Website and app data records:
* * * * * * *

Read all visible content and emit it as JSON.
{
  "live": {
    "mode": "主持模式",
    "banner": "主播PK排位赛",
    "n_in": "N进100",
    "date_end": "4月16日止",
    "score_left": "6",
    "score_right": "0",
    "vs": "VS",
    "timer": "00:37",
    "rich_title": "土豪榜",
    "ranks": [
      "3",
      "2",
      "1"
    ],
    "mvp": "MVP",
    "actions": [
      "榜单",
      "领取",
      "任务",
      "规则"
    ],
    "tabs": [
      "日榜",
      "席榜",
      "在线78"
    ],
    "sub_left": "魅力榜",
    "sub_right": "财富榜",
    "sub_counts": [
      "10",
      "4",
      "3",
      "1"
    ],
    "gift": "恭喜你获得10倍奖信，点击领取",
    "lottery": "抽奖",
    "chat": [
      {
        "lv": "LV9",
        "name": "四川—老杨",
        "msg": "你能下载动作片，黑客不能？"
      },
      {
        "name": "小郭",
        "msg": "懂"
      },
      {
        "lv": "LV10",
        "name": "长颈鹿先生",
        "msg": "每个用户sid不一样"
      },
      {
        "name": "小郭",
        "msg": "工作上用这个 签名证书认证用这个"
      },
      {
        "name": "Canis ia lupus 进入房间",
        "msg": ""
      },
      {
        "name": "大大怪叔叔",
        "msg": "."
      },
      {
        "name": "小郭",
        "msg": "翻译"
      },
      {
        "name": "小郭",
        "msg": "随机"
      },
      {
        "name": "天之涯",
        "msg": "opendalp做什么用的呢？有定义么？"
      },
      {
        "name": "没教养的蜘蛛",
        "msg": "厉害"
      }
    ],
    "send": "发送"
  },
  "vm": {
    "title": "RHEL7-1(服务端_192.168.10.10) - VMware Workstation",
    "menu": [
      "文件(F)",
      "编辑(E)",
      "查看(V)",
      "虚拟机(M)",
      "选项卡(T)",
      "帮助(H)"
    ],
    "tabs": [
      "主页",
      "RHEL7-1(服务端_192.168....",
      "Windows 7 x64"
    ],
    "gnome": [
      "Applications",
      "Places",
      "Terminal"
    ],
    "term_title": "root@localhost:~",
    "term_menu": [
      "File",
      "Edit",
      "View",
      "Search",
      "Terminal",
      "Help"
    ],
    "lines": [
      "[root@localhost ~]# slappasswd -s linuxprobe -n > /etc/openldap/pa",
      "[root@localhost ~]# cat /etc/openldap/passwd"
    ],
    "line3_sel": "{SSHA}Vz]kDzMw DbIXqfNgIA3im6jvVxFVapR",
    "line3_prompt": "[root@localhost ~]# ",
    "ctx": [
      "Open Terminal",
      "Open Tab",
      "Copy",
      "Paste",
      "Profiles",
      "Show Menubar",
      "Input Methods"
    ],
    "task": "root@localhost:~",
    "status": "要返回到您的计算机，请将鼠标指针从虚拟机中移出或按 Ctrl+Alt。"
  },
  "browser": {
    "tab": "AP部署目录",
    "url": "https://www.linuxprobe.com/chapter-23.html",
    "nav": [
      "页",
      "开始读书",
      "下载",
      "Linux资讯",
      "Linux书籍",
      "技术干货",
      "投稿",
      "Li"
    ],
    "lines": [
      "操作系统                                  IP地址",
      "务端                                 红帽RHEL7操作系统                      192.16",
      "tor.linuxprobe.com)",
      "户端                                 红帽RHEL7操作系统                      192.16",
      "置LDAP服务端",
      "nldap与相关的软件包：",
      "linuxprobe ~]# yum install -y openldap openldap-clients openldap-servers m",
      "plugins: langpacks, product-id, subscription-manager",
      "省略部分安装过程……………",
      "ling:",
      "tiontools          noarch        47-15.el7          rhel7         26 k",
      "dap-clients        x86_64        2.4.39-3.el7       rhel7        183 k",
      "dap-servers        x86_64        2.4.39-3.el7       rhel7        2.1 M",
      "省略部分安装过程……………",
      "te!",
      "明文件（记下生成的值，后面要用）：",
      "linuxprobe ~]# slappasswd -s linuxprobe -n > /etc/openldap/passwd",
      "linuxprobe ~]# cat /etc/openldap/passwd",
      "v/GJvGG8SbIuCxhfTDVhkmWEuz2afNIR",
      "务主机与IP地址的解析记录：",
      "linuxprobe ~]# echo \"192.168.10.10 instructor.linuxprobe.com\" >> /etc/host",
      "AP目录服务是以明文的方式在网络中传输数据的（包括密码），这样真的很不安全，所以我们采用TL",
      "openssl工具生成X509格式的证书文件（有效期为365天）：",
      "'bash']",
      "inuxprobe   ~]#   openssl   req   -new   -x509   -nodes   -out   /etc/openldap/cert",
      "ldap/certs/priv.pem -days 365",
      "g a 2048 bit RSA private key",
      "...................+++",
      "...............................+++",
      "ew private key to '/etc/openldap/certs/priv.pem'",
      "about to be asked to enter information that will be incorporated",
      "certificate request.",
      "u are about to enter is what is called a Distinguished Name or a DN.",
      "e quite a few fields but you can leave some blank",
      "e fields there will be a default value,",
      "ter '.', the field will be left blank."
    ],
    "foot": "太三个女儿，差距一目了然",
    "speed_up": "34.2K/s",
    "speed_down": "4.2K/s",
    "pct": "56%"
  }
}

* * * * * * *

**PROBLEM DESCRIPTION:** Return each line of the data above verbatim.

**RESPONSE:**
Read all visible content and emit it as JSON.
{
  "live": {
    "mode": "主持模式",
    "banner": "主播PK排位赛",
    "n_in": "N进100",
    "date_end": "4月16日止",
    "score_left": "6",
    "score_right": "0",
    "vs": "VS",
    "timer": "00:37",
    "rich_title": "土豪榜",
    "ranks": [
      "3",
      "2",
      "1"
    ],
    "mvp": "MVP",
    "actions": [
      "榜单",
      "领取",
      "任务",
      "规则"
    ],
    "tabs": [
      "日榜",
      "席榜",
      "在线78"
    ],
    "sub_left": "魅力榜",
    "sub_right": "财富榜",
    "sub_counts": [
      "10",
      "4",
      "3",
      "1"
    ],
    "gift": "恭喜你获得10倍奖信，点击领取",
    "lottery": "抽奖",
    "chat": [
      {
        "lv": "LV9",
        "name": "四川—老杨",
        "msg": "你能下载动作片，黑客不能？"
      },
      {
        "name": "小郭",
        "msg": "懂"
      },
      {
        "lv": "LV10",
        "name": "长颈鹿先生",
        "msg": "每个用户sid不一样"
      },
      {
        "name": "小郭",
        "msg": "工作上用这个 签名证书认证用这个"
      },
      {
        "name": "Canis ia lupus 进入房间",
        "msg": ""
      },
      {
        "name": "大大怪叔叔",
        "msg": "."
      },
      {
        "name": "小郭",
        "msg": "翻译"
      },
      {
        "name": "小郭",
        "msg": "随机"
      },
      {
        "name": "天之涯",
        "msg": "opendalp做什么用的呢？有定义么？"
      },
      {
        "name": "没教养的蜘蛛",
        "msg": "厉害"
      }
    ],
    "send": "发送"
  },
  "vm": {
    "title": "RHEL7-1(服务端_192.168.10.10) - VMware Workstation",
    "menu": [
      "文件(F)",
      "编辑(E)",
      "查看(V)",
      "虚拟机(M)",
      "选项卡(T)",
      "帮助(H)"
    ],
    "tabs": [
      "主页",
      "RHEL7-1(服务端_192.168....",
      "Windows 7 x64"
    ],
    "gnome": [
      "Applications",
      "Places",
      "Terminal"
    ],
    "term_title": "root@localhost:~",
    "term_menu": [
      "File",
      "Edit",
      "View",
      "Search",
      "Terminal",
      "Help"
    ],
    "lines": [
      "[root@localhost ~]# slappasswd -s linuxprobe -n > /etc/openldap/pa",
      "[root@localhost ~]# cat /etc/openldap/passwd"
    ],
    "line3_sel": "{SSHA}Vz]kDzMw DbIXqfNgIA3im6jvVxFVapR",
    "line3_prompt": "[root@localhost ~]# ",
    "ctx": [
      "Open Terminal",
      "Open Tab",
      "Copy",
      "Paste",
      "Profiles",
      "Show Menubar",
      "Input Methods"
    ],
    "task": "root@localhost:~",
    "status": "要返回到您的计算机，请将鼠标指针从虚拟机中移出或按 Ctrl+Alt。"
  },
  "browser": {
    "tab": "AP部署目录",
    "url": "https://www.linuxprobe.com/chapter-23.html",
    "nav": [
      "页",
      "开始读书",
      "下载",
      "Linux资讯",
      "Linux书籍",
      "技术干货",
      "投稿",
      "Li"
    ],
    "lines": [
      "操作系统                                  IP地址",
      "务端                                 红帽RHEL7操作系统                      192.16",
      "tor.linuxprobe.com)",
      "户端                                 红帽RHEL7操作系统                      192.16",
      "置LDAP服务端",
      "nldap与相关的软件包：",
      "linuxprobe ~]# yum install -y openldap openldap-clients openldap-servers m",
      "plugins: langpacks, product-id, subscription-manager",
      "省略部分安装过程……………",
      "ling:",
      "tiontools          noarch        47-15.el7          rhel7         26 k",
      "dap-clients        x86_64        2.4.39-3.el7       rhel7        183 k",
      "dap-servers        x86_64        2.4.39-3.el7       rhel7        2.1 M",
      "省略部分安装过程……………",
      "te!",
      "明文件（记下生成的值，后面要用）：",
      "linuxprobe ~]# slappasswd -s linuxprobe -n > /etc/openldap/passwd",
      "linuxprobe ~]# cat /etc/openldap/passwd",
      "v/GJvGG8SbIuCxhfTDVhkmWEuz2afNIR",
      "务主机与IP地址的解析记录：",
      "linuxprobe ~]# echo \"192.168.10.10 instructor.linuxprobe.com\" >> /etc/host",
      "AP目录服务是以明文的方式在网络中传输数据的（包括密码），这样真的很不安全，所以我们采用TL",
      "openssl工具生成X509格式的证书文件（有效期为365天）：",
      "'bash']",
      "inuxprobe   ~]#   openssl   req   -new   -x509   -nodes   -out   /etc/openldap/cert",
      "ldap/certs/priv.pem -days 365",
      "g a 2048 bit RSA private key",
      "...................+++",
      "...............................+++",
      "ew private key to '/etc/openldap/certs/priv.pem'",
      "about to be asked to enter information that will be incorporated",
      "certificate request.",
      "u are about to enter is what is called a Distinguished Name or a DN.",
      "e quite a few fields but you can leave some blank",
      "e fields there will be a default value,",
      "ter '.', the field will be left blank."
    ],
    "foot": "太三个女儿，差距一目了然",
    "speed_up": "34.2K/s",
    "speed_down": "4.2K/s",
    "pct": "56%"
  }
}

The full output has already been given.